It takes a good long while to figure what sort of political movie Our Brand is Crisis is, exactly. Is it a goofy farce, a cynical satire or an earnest sermon? It sprinkles in elements of all three, at various points conjuring up memories of everything from Wag the Dog to The Candidate to Primary Colors to Recount to Bob Roberts to The Ides of March. In the end, though, it isn't really any of those things, but rather a film that uses political comedy and drama in the service of a story about a woman finding herself. It's not quite Eat Pray Vote, but it comes awfully close.
Sandra Bullock (The Blind Side) plays “Calamity” Jane Bodine, a renowned political consultant who has been retired for a few years. She was terrific at her job, but running campaigns eventually sent her into a personal spiral that led to a long stint in rehab. Now, she just wants to stay at home, cook, drink coffee and mind her own business. After hearing an earnest sales pitch from political consulting firm employees Ben (Anthony Mackie, Captain America: The Winter Soldier) and Nell (Ann Dowd, The Leftovers), she reluctantly agrees to dip her toes back into the water by traveling to Bolivia and taking over the campaign of struggling candidate Pedro Castillo (Joaquin de Almeida, 24). The real motivation: the campaign of Castillo's chief rival is being run by Jane's old nemesis Pat Candy (Billy Bob Thornton, The Man Who Wasn't There), and Jane is eager to hand him a defeat.
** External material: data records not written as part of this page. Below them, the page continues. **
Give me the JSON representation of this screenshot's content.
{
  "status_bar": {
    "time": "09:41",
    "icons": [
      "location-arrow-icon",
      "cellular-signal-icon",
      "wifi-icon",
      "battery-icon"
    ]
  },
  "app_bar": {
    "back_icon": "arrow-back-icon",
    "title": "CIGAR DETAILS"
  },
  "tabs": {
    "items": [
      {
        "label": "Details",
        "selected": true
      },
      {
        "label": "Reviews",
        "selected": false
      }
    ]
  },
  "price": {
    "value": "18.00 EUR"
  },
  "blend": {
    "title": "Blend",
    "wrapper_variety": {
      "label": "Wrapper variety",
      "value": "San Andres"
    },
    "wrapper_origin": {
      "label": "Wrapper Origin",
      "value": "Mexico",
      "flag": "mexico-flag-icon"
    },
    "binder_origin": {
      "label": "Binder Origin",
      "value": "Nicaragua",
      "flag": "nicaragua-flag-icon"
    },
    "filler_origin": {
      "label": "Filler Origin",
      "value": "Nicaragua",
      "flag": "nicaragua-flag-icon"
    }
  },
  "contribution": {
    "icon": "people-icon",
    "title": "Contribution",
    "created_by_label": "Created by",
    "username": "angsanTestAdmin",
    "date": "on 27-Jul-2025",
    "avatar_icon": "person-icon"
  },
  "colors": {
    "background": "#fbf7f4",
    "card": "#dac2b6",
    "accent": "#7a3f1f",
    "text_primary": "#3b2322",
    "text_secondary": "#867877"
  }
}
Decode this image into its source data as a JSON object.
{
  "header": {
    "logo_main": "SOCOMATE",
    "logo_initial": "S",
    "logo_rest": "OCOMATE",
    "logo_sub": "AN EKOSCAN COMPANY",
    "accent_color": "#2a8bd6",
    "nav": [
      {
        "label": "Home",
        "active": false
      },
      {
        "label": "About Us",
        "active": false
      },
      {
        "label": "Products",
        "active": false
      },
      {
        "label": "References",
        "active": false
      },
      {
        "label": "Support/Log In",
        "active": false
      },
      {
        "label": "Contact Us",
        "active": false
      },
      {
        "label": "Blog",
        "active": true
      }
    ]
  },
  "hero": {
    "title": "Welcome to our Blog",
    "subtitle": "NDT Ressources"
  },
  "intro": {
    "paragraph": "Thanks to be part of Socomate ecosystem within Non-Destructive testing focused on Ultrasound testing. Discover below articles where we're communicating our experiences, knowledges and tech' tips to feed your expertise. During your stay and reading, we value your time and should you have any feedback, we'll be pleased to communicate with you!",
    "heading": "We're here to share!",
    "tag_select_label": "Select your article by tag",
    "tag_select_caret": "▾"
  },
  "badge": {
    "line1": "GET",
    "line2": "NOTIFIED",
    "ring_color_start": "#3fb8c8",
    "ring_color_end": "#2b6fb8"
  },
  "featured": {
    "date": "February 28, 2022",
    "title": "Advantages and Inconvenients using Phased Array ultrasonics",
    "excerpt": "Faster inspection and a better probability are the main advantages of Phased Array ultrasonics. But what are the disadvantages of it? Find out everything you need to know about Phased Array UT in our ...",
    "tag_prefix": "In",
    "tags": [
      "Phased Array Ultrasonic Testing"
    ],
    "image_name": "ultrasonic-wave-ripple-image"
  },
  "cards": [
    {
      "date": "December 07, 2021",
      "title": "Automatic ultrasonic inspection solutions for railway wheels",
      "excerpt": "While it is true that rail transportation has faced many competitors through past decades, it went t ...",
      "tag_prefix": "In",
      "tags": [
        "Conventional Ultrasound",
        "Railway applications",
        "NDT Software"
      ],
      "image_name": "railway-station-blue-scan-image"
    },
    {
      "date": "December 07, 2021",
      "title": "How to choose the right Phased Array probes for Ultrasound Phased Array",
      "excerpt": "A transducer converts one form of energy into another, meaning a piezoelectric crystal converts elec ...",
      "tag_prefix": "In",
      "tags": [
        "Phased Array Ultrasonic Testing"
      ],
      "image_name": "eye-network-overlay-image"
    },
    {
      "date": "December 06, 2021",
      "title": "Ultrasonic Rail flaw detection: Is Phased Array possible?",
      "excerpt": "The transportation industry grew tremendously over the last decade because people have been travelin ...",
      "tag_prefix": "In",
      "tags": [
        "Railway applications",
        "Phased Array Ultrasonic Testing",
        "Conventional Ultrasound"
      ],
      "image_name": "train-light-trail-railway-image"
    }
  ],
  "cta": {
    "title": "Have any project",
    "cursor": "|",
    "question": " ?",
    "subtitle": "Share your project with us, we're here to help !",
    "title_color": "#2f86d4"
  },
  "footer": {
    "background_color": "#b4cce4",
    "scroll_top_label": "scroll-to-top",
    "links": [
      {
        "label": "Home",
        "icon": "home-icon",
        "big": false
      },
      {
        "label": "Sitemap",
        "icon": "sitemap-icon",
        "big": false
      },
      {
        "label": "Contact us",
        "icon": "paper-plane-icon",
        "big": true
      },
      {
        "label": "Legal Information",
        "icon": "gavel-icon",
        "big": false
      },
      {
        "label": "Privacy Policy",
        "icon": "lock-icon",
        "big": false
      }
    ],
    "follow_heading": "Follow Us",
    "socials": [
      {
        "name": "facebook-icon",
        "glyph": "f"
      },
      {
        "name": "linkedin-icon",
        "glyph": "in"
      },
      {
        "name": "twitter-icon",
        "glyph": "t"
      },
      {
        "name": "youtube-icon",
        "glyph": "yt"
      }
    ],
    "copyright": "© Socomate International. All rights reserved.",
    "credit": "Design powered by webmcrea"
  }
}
There's something awfully old-fashioned about the attitude Our Brand is Crisis has towards modern politics, and that's not necessarily a good thing. It expects us to be surprised and amused by the way the dueling political campaigns evolve: the rhetoric gets sharper, the political stunts start getting more outlandish, the attack ads start circulating and things get increasingly nasty. The notion that politicians will do almost anything to win is undeniably true, but it seems strange for a film to act as if it's shattering illusions when all it's doing is telling us what we already know. Politicians are duplicitous? Political consultants are ruthless? Real problems often become secondary concerns to political power struggles? Who ever would have guessed?
David Gordon Green – further cementing his status as cinema's most maddeningly inconsistent director – never quite manages to find the tone he's looking for, ping-ponging between earnest drama and broad comedy on a fairly regular basis. One minute, Jane is accidentally breaking a folding chair, playing silly pranks on Pat Candy or throwing up in the middle of a high-stakes meeting. Another minute, she's somberly listening to the tragic life story of an ordinary Bolivian teenager (Reynaldo Pachecho) who's full of hope and idealism. Bullock (sporting perpetually messy hair to indicate how little time Jane has to focus on her personal life) is pretty good at both playing both sides of the coin (she's a gifted comedienne and a capable dramatic actress), but the film's commitment to realism seems to fluctuate from scene to scene, and the credibility of Bullock's character follows suit. Too often, this feels like a first draft of a movie.
Most of the supporting characters don't feel entirely finished, either. The other members of the consulting firm Bullock is collaborating with (including characters played by Mackie, Dowd and Scoot McNairy) mostly exist to either look at Jane with concern and skepticism or to grin at Jane and say things like, “You know, I underestimated you.” Zoe Kazan (Ruby Sparks) is introduced as a “political fixer” who is capable of all kinds of horrible things, but that introduction suggests that the movie will actually give her something to do. It does not. Thornton seems to be having a good time chewing on the scenery, but the cartoon villain he's playing is a whole lot less interesting (and convincing) than the complicated James Carville stand-in he essayed in Primary Colors. Amusingly, the most convincing character is De Almeida's Castillo, who is defined by his lack of definition.
The film never quite manages to convince you that it's going to be good (it starts overplaying its hand very quickly by loading the soundtrack with on-the-nose tunes like “I'd Love to Change the World” and “Puppet Man”), but it's still a little dispiriting when you realize that this whole thing isn't really about politics or Bolivia or corruption, but about Jane figuring out who she really is.
Shortly before reviewing this film, I reviewed the Bradley Cooper vehicle Burnt. Forgive me the sin of quoting myself:
“Burnt isn't a bad movie, but it's definitely the sort of story that gets told a little too often in the world of cinema... the tale of a guy just trying to find his center and figure out who he is.”
Burnt is technically an international culinary dramedy and Our Brand is Crisis is technically an international political dramedy, but both of them merely use the colorful professions and foreign locations at their center as a fancy backdrop for shallow tales of wealthy, successful Americans doing a little soul-searching (and both grow so invested in that quest that they fail to give their overqualified supporting actors sufficient material to work with). Sure, sure, we must find a way to fuse doing what we love with doing what is right. More movies that are actually about what they're about, please.
Our Brand is Crisis
Rating: ★½ (out of four)
MPAA Rating: R
Running Time: 108 minutes
Release Year: 2015